University of Massachusetts Amherst
Apples are the iconic locally grown fruit in New England and New York (NE/NY). In 2014, there were 50,830 acres of apple (10,830 NE; 40,000 NY) producing a crop valued at $311 million ($71 NE; $240 NY), though the value of direct sales is probably significantly underestimated. This represents approximately 16% of apple acreage and 10% of apple value in the US. Apple growers in NE/NY adopted Integrated Pest Management (IPM) early and broadly.
Apple (Malus domestica Borkh.)
H.J. Larsen, Bugwood.org
Growers want timely and accurate pest management information to better inform their IPM decision-making. While UMass, Cornell and UMaine have established expertise developing and deploying web-based DSS’s for apple IPM, to this point these systems have largely focused on weather and model-related treatment rules. Actual pest and disease monitoring information coordinated across the region is lacking. Adding first observation and other monitoring information, particularly for insects, to existing DSS’s would help growers make better decisions, potentially decreasing pesticide use and improving fruit quality.

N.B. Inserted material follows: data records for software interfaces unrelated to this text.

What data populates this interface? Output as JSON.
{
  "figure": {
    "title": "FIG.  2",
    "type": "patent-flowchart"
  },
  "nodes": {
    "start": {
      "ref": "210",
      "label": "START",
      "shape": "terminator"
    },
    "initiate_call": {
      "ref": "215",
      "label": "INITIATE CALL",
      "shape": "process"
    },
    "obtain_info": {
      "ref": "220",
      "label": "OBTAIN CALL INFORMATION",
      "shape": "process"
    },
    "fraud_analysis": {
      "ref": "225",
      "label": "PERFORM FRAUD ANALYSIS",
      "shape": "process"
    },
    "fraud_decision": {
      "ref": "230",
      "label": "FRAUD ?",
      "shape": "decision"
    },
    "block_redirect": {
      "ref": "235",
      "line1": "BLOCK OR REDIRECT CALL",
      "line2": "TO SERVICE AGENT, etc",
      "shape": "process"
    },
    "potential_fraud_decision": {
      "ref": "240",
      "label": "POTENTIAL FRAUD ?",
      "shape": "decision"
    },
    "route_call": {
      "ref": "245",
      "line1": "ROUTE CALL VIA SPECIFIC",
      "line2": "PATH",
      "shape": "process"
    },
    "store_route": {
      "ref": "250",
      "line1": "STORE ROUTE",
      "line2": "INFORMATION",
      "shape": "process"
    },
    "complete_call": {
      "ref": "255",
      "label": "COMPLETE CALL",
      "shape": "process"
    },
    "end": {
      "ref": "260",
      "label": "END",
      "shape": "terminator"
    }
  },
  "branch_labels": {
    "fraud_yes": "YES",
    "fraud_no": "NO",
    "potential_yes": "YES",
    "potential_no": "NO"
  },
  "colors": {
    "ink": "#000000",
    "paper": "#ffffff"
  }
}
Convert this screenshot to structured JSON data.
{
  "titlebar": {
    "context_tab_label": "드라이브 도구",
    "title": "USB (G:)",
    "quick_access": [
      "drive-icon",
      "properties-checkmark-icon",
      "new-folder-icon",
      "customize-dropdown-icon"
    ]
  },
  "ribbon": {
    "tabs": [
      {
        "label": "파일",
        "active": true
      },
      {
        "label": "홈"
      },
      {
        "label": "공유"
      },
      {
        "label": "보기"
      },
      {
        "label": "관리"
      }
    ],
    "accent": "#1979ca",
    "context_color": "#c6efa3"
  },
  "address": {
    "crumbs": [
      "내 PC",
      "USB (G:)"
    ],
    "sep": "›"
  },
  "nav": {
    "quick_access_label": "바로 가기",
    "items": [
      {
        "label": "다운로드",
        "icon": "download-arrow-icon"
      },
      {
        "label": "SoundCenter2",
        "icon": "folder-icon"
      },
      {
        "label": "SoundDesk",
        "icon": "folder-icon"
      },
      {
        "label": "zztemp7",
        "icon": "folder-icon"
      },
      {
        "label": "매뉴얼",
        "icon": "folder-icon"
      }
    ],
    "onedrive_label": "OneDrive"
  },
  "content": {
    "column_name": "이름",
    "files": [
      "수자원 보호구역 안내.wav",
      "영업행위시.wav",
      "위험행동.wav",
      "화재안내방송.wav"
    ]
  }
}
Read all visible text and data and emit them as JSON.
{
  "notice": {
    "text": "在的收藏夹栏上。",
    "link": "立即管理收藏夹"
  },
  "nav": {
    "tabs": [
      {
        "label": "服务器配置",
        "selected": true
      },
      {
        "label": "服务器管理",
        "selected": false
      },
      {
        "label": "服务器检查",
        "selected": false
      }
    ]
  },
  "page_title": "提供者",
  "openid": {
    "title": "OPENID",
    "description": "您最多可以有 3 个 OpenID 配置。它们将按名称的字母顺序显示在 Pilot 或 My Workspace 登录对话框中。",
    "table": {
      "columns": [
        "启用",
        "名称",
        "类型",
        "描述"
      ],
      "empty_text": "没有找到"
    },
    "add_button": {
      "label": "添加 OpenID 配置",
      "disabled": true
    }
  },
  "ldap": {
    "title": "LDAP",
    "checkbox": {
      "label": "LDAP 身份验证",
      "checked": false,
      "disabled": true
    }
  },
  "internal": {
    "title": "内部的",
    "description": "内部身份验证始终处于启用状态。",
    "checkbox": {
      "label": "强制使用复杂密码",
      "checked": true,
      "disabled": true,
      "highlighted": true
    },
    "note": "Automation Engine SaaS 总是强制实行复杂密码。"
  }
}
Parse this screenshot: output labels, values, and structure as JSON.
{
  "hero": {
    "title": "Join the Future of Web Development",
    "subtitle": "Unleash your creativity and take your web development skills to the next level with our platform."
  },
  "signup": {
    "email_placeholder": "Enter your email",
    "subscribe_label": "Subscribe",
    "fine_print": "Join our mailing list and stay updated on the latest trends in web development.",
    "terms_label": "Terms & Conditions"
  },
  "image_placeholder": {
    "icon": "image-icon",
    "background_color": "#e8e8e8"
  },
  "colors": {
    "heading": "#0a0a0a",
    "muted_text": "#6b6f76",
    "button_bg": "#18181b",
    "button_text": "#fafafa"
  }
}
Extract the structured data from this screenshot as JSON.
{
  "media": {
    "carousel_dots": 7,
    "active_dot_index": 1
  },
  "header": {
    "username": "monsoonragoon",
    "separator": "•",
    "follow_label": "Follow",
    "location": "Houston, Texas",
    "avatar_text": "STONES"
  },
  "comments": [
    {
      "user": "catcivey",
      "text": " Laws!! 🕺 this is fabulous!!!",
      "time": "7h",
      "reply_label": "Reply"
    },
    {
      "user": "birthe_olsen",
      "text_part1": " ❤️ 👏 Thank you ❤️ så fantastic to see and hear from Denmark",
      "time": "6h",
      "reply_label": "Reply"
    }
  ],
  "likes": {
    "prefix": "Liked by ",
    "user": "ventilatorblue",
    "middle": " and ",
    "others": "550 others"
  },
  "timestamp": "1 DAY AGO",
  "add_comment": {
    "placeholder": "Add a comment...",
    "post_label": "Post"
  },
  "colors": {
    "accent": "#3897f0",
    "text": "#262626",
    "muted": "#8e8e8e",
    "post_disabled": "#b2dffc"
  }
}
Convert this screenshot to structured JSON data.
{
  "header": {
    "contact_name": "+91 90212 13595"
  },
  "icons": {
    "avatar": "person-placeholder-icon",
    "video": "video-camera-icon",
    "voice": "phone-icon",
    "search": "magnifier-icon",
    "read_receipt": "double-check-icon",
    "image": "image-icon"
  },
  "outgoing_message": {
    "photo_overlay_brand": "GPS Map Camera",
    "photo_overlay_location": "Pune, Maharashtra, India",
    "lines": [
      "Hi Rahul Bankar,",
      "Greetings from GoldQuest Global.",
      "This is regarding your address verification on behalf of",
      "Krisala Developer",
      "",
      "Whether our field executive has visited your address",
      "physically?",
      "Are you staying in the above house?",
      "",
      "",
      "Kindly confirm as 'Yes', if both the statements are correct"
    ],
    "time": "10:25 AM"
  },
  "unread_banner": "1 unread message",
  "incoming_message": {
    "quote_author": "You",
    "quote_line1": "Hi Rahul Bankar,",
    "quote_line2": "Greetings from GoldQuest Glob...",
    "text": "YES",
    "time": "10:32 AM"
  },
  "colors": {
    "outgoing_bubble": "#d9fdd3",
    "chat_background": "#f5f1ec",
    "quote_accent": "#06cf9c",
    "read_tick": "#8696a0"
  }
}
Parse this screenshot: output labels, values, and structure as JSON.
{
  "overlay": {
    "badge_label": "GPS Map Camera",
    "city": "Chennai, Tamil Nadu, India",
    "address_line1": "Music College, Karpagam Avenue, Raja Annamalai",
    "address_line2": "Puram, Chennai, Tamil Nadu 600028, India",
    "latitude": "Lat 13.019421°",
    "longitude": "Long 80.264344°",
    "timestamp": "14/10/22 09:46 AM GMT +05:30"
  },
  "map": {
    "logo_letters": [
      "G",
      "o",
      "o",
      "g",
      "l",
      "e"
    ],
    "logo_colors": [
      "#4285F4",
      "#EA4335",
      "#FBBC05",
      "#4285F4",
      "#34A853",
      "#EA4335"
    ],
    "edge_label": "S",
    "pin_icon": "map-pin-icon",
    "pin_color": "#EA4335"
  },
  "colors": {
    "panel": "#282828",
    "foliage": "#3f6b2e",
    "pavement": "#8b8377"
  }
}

The region faces significant pest management challenges with both invasive pests such as BMSB, as well as long-established insect and disease problems. Fungicide use has been slowly increasing, the result of fungicide resistance. At the same time, consumer concerns and regulations are leading to phasing out widely used insecticides (e.g. organophosphates, neonicotinoids) and the fruit thinning chemical carbaryl. Climate change has made weather more variable, and made dated, empirically based pest management models less reliable. Apple growers in NE/NY are faced with increasingly difficult IPM decisions, and with narrowing profit margins are increasingly averse to the risk of any pest damage.
Conotrachelus nenuphar) (Herbst, 1797)
E. Levine, The Ohio State University, Bugwood.org